by Phil Astell of Astec Computing (UK) Ltd
There’s no question that moving your business IT into the cloud, at least at some level, potentially has huge benefits such as lower costs, flexible mobile working, collaborative working, improved scalability, business automation and reduced deployment times. But with the bewildering amount of contradictory information floating around on the Internet, not many really understand exactly what it means or what it entails.
Office 365 is a great way for businesses of all sizes to start moving to the cloud. It is a hugely capable platform offering so much more than another way to buy desktop Office products. Even those already using Office 365, often don’t realise the power and capabilities of the platform and therefore don’t extract the huge business benefits available to them.
Over the coming months, we will explain some of the capabilities and features of the technology. We will focus each month on a different aspect to provide some insight into how your business might start a journey towards operating in the cloud and become more efficient, productive, flexible and effective. But this month we are going to focus on some of the myths surrounding cloud technology and Office 365 which may help alleviate concerns that you may have.
Office 365 is just Office tools in the cloud, and I can only use it online.
Office 365 is a suite of cloud-based productivity services, which can include: All of the Office desktop applications you already know and use, including Microsoft Word, Excel, PowerPoint, Outlook, and OneNote, with the added benefit of being licensed, deployed, and updated as a service.
These applications are installed on your devices (up to five of your devices per account), so they’re available even when you are offline. And you have the option to store data in the cloud.
Also included are a growing number of powerful business productivity tools including:
• Exchange Online for email & calendaring.
• SharePoint Online and OneDrive for Business for collaboration, websites, workflows, and enterprise file sync and share.
• Skype for Business for voice, instant messaging, meetings, and presence.
• Yammer for social collaboration.
• Sway for slick and easy presentations.
• Planner for task and project management.
• Flow to create automated business workflows.
• PowerApps to create powerful business apps without coding.
Keeping data on-premises is safer than in the cloud.
It’s becoming increasingly clear that your on-premises systems aren’t inherently more secure than they’d be in the cloud. Microsoft hires the best and brightest when it comes to thwarting security breaches, and have the scale and resources most companies can only dream about. As good as your on-premises security may be, it will always be a poor match for what the likes of Microsoft will invest in this area.
To keep Office 365 security at the pinnacle of industry standards, their dedicated security team uses processes such as the Security Development Lifecycle; traffic throttling; and preventing, detecting, and mitigating breaches that many companies don’t have the resources to ensure. Microsoft Office 365 has a 99.9% financially backed uptime guarantee.
Additionally, Microsoft employ industry-leading regulatory compliance experts.

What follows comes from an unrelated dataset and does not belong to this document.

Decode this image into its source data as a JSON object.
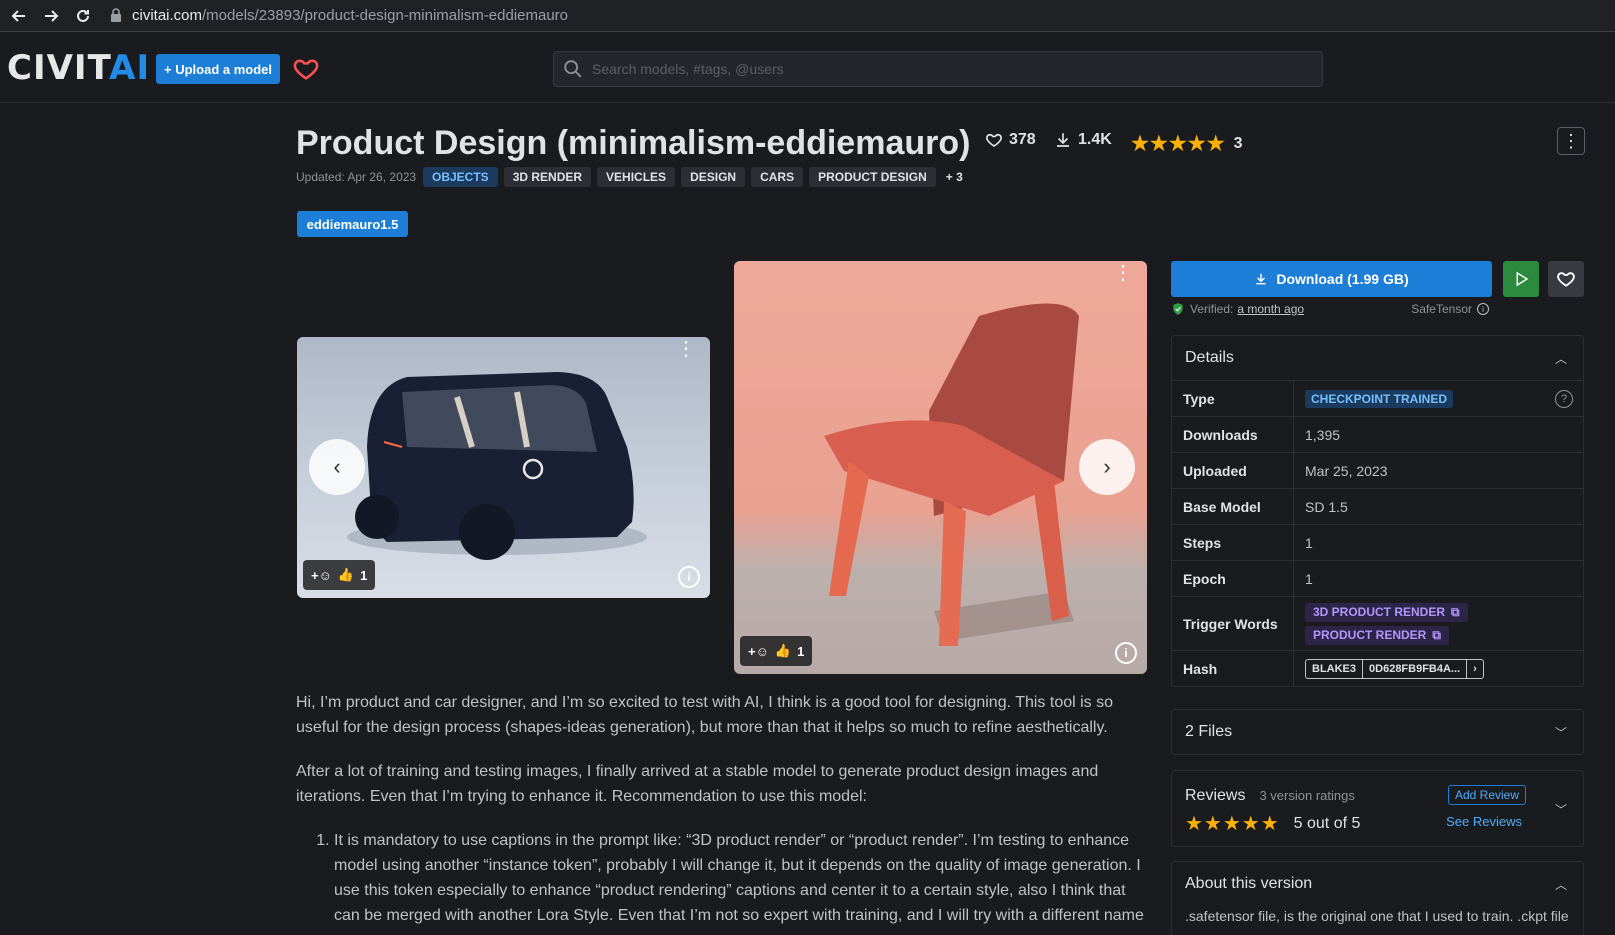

They know and keep up to date with the latest regulations and rules.
If you want to know more, visit Office 365 Trust Centre at www.microsoft.com/en-us/trustcenter/cloudservices/office365
If our data moves to the cloud, our business will no longer have control over our technology.

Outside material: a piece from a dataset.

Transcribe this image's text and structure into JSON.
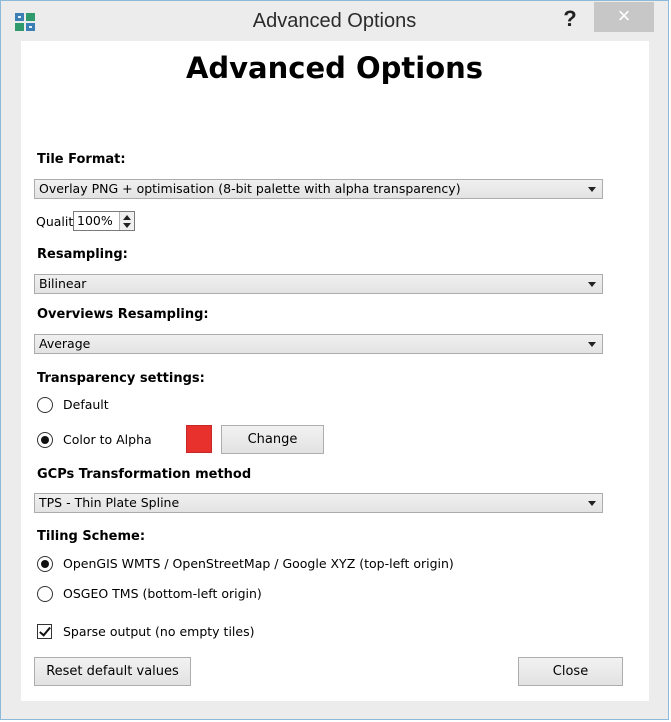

When you move to the cloud, headaches and time spent maintaining hardware and upgrading software are significantly reduced.

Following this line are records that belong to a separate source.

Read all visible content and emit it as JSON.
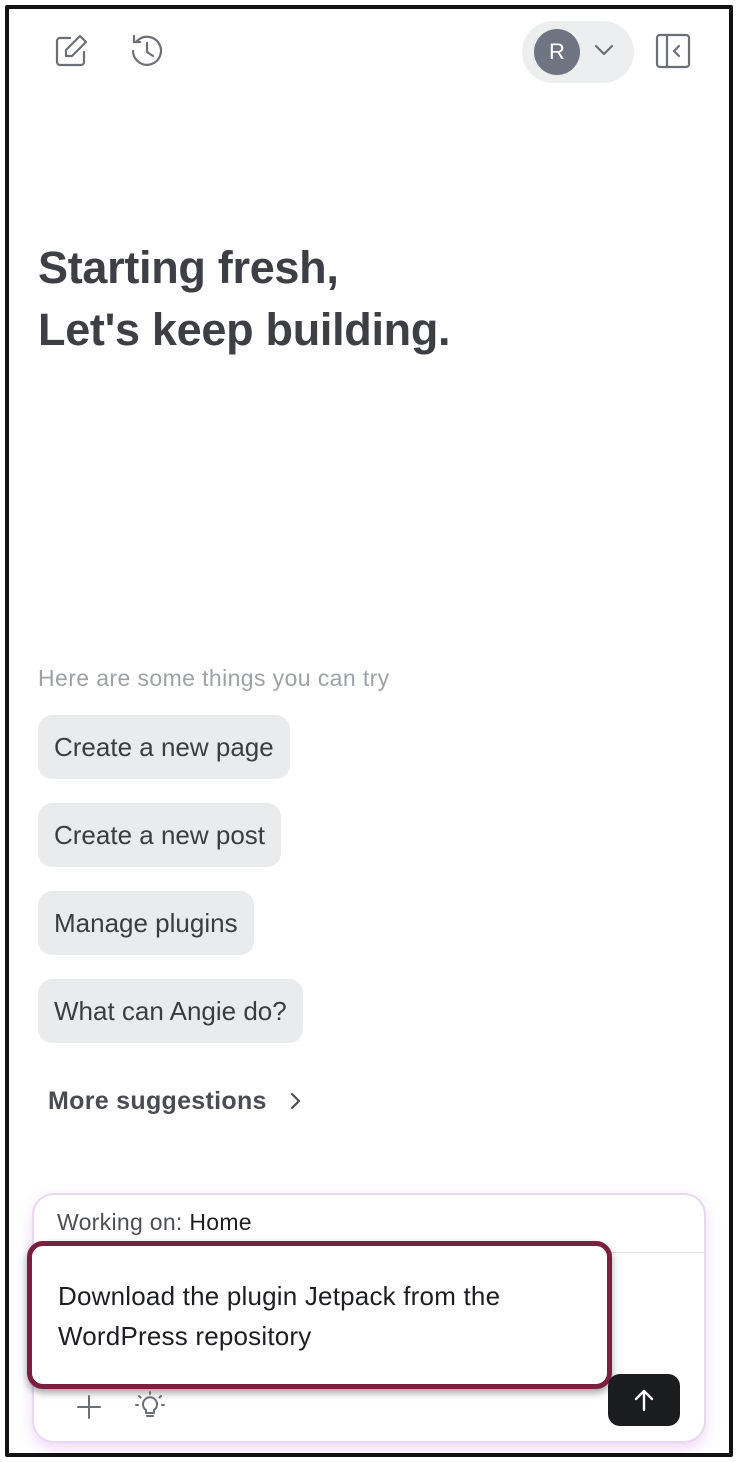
{
  "header": {
    "new_chat_icon": "edit-icon",
    "history_icon": "history-icon",
    "user_initial": "R",
    "collapse_icon": "sidebar-collapse-icon"
  },
  "hero": {
    "line1": "Starting fresh,",
    "line2": "Let's keep building."
  },
  "suggestions": {
    "label": "Here are some things you can try",
    "items": [
      "Create a new page",
      "Create a new post",
      "Manage plugins",
      "What can Angie do?"
    ],
    "more_label": "More suggestions"
  },
  "composer": {
    "working_prefix": "Working on:",
    "working_context": "Home",
    "prompt_text": "Download the plugin Jetpack from the WordPress repository",
    "highlight_color": "#7c1f3f"
  }
}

This means that in reality you have far more control and oversight and now you and your team can focus on the business rather than maintaining your IT infrastructure. You have more time to spend improving business operations and launching agile initiatives.
I have to move everything to the cloud; it is an all-or-nothing scenario.
While the benefits of cloud are potentially huge, no one would really advocate fork-lifting your entire enterprise to the cloud over the weekend. Most implementations start with a hybrid approach, moving a single application, like email, and growing from there.
Many companies are moving productivity workloads to the cloud; the path for each is different, and the time it takes for those migrations varies. We can help you move workloads such as file sync and share (OneDrive for Business) or email (Exchange) first, and then help you figure out the right long-term plan for more difficult or larger projects. It may be that you eventually move your entire business to the cloud or it could be the case that it is more appropriate to maintain a hybrid approach.
Corporate spies, cyber-thieves, and governments will have access to my data if it is in the cloud. This is a top fear many businesses have about the cloud. But it’s unfounded. You decide on access rights and restrictions. Your company remains the sole owner: You retain the rights, title, and interest in the data stored in Office 365.
Microsoft operate under several key principles when it comes to safeguarding your data:
• They do not mine your data for advertising or for any purpose other than providing you services that you have paid for.
• If you ever choose to leave the service, you take your data with you.
• Privacy controls allow you to configure who in your organisation has access and what they can access.
• Extensive auditing and supervision prevent admins from unauthorised access to your data.
Strict controls and design elements prevent mingling of your data with that of other organisations. Even Microsoft data centre staff do not have access to your data.
Moving some or all of your infrastructure to the cloud can seem daunting but with the right approach, there are huge potential benefits to be gained. Of course there is much to consider and careful planning with your cloud technology partner is a must. How far down the path towards cloud technology your company goes is very dependent on your organisation’s circumstances, needs and aspirations but hopefully you now appreciate that many of the perceived barriers and concerns are unfounded myths.